Having effortlessly decoded the unintended pro-drug message behind the student speech in Morse, the chief then takes the issue ad in FEC at face value. The commercial that Wisconsin Right to Life wanted to run—which didn't say "don't elect Russ Feingold" but asked you to think darn hard about what Feingold did and to let him know that he is a bad, bad man—is protected "core political speech," regardless of its effect on viewers or the integrity of elections.
At least in his Morse concurrence, Alito backs up on this zany consequence a bit. He can't support "any restriction of speech that can plausibly be interpreted as commenting on any political or social issue, including speech on issues such as 'the wisdom of the war on drugs or of legalizing marijuana,'" which suggests that after today, a majority of the court believes students can hold up banners that say "legalize drugs," but not banners with strings of random drug words unconnected by a verb. Attention students: You can still be political at school. But the Constitution stops protecting you the moment you cross the line into merely weird.
Walter, you began this week with the observation that justices do a lot more than just call balls and strikes. Looking at these two cases in tandem makes that point perfectly. In the first case, the umpire gets to toss some new words out onto the field in order to get the outcome he desires. In the other, he merely reads out decades of congressional purpose and intent.
Bong hits 4 Jesus?
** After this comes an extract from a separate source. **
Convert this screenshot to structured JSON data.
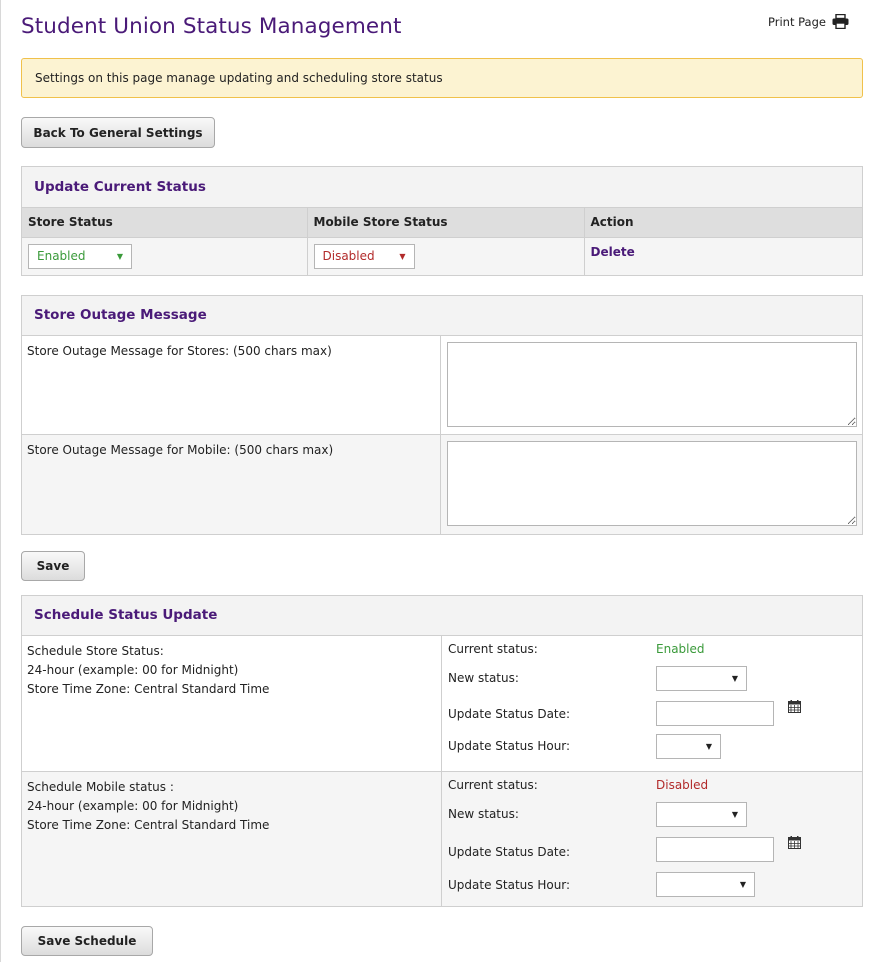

Bong hits for me!!
Persuade me on the merits of the taxpayer standing case. I am all ears.
Dahlia Lithwick writes about the courts and the law for Slate.